----- AVAILABLE DATA
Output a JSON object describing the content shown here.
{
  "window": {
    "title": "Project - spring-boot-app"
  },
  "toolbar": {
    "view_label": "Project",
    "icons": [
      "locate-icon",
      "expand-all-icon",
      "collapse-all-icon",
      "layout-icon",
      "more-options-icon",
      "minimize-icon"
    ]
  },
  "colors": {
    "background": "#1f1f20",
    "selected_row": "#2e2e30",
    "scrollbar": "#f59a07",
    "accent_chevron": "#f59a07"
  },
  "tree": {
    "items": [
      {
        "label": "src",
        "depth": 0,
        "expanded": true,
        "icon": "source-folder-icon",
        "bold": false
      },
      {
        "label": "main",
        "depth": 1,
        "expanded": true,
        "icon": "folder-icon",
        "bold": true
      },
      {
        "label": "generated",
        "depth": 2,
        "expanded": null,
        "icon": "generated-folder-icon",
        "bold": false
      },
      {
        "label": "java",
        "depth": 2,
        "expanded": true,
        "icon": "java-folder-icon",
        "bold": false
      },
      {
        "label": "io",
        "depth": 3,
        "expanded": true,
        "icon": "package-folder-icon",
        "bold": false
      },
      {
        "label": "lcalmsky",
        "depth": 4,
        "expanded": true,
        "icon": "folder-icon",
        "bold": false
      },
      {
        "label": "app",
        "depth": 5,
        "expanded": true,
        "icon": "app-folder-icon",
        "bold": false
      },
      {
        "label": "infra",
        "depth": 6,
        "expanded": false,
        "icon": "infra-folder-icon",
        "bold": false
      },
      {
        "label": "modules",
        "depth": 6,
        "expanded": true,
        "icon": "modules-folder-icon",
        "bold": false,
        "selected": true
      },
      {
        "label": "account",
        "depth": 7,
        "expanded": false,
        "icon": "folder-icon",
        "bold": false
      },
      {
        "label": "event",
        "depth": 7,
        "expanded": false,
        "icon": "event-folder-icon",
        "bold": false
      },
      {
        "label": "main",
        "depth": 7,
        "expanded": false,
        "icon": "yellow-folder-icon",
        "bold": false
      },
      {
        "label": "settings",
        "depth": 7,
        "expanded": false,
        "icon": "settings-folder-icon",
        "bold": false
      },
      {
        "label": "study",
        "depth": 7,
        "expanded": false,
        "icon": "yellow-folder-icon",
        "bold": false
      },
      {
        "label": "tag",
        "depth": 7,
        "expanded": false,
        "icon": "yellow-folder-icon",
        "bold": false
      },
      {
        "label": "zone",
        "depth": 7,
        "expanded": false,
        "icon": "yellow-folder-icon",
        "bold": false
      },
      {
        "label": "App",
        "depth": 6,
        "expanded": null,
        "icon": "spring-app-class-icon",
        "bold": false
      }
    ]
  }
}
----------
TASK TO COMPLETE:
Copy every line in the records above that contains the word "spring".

TASK OUTPUT:
    "title": "Project - spring-boot-app"
        "icon": "spring-app-class-icon",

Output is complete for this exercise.